Those first few days were a bit rough on the home front, and I began to wonder if perhaps Julian and I did indeed share some mystical, unique bond that Michael wouldn’t be able to match, because he didn’t, as a man, have access to that oh-so-magical maternal instinct.
Well, fast forward four weeks to today. Actually, we don’t even have to go that far. Within one week or so, ladies and gents, my husband had transformed into a bearded, tattooed Donna Reed. These days, I come home from work to see a cute little baby boy cuddled in the Moby wrap with his dad, who is cooking something awesome for dinner.
Michael has mastered the art of putting him down for naps, feeding him with a bottle full of breastmilk, and, hardest of all, the art of intuiting when Julian is hungry, tired, or just needs to cuddle. Michael is a cloth-diapering wizard, an amazing cook, a master gardener. He’s established a seamless rhythm with Julian that is simply beautiful to witness.
One of the unforeseen benefits of me returning to work has been this: Julian is now deeply bonded to both of us. He is just as content to be in Michael’s arms as he is to be in mine. This means that when I’m at work, or at lunch with friends, I feel completely at ease because I know Michael is fully adept at caring for our son.
I’ve also realized that those initial glitches we experienced didn’t have anything to do with the fact that Michael is a man; they had EVERYTHING to do with the fact that he hadn’t yet been forced to be primarily responsible for Julian’s daily care.
I told you earlier that I was sitting in my office while I was reading this article. Let me flesh that scene out for you a bit more. I’m in my office, sitting at my desk, pumping breast milk. My shiny new iPhone is next to me, and it keeps buzzing because Michael is sending videos of Julian, just up from a nice long nap, honing his elephant-grabbing skills on the play mat. In the foreground of the video is a happy baby, rested and fed; in the background I can see a row of clean cloth diapers ready to be folded, and off-camera is Michael, with joy and ease in his voice as he eggs Julian on, telling him that pretty soon he’ll be in Cirque de Soleil.
What annoys me most about Miller’s article is that it ostensibly calls women out for reinforcing the idea that men are inept caretakers, yet by framing this caretaking conflict as a woman’s dilemma, the article subtly perpetuates the myth that dudes can’t hack it on the home front.
The woman interviewed in the article, Makino, sees her choice to stay home as revolutionary. “The feminist revolution started in the workplace, and now it’s happening at home,” she says. But I don’t see her choice as revolutionary. Totally legitimate, absolutely — but not revolutionary. I don’t think it’s a giant leap forward for women to opt to stay at home simply because they are women.
What WOULD be revolutionary would be to stop seeing the home as a gendered space. That’s where the revolution still needs to happen. Not with women continuing to be responsible for the bulk of domestic work, but with both sexes letting their domestic Gods and Goddesses shine forth by actively choosing to home-make and co-parent together.

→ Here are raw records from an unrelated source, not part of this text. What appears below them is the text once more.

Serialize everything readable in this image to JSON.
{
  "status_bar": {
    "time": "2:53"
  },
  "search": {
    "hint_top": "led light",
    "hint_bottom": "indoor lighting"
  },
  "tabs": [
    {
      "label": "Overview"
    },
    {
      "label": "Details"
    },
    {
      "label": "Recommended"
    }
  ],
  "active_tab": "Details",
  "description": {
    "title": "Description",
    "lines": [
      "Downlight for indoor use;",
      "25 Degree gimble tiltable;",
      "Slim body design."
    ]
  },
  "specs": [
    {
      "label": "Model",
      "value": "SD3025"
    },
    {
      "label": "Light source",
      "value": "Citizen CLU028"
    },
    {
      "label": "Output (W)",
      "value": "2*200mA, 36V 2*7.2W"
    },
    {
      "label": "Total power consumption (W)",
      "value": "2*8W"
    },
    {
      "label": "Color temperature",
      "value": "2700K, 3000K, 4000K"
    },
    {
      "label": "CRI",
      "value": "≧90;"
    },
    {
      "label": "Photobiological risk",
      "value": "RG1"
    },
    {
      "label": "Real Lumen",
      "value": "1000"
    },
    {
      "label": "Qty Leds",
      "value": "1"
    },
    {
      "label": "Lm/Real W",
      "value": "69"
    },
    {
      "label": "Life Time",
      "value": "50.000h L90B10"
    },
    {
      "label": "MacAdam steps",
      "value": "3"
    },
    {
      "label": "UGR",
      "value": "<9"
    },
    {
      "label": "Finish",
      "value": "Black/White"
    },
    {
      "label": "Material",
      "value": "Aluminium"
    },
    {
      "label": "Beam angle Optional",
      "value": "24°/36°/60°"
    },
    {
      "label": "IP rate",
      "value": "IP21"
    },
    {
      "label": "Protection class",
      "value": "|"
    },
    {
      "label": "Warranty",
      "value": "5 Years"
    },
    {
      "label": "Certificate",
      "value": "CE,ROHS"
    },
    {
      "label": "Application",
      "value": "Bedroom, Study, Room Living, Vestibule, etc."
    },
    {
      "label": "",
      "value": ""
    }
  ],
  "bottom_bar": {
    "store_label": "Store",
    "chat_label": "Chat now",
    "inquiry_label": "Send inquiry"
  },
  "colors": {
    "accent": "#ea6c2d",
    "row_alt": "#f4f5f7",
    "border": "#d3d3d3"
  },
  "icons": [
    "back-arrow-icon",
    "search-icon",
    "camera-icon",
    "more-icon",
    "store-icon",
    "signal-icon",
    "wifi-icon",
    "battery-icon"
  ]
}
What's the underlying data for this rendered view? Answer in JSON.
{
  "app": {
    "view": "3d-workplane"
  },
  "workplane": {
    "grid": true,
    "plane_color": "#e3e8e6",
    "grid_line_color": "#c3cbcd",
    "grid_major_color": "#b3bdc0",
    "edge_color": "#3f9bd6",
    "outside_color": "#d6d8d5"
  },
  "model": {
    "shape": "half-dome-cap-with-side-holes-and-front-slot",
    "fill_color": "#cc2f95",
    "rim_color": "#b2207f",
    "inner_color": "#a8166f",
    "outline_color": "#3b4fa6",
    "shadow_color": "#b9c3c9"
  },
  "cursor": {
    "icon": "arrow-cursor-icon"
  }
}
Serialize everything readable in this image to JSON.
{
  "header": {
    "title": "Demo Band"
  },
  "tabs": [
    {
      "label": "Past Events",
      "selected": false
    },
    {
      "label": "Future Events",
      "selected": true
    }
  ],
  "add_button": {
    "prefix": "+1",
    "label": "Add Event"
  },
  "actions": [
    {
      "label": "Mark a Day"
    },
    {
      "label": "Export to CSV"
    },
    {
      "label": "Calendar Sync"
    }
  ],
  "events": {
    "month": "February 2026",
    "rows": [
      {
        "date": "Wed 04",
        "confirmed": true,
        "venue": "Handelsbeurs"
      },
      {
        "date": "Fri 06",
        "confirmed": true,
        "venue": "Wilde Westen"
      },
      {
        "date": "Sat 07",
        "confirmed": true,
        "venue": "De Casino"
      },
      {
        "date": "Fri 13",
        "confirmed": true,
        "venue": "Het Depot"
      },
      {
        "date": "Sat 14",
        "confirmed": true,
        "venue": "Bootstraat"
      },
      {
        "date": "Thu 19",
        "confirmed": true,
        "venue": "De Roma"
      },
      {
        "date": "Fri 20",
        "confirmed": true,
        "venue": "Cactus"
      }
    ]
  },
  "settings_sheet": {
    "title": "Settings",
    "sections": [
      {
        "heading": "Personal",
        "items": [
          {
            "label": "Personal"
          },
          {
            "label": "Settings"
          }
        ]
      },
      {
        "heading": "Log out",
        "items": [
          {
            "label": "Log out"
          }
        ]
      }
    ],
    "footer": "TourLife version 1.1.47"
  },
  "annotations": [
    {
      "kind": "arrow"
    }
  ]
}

This means that, yes, men need to be left alone with their own children and forced to fend for themselves on a regular basis. And if this means that your baby has mismatched socks, or that he wears pajamas all day, that is totally fine. YOU WILL ALL SURVIVE. Not only that; you’ll be better off.
[Am I giving the article a bad rap? Do women make better caretakers? Are domestic gender roles a positive thing? Comment and share your thoughts.]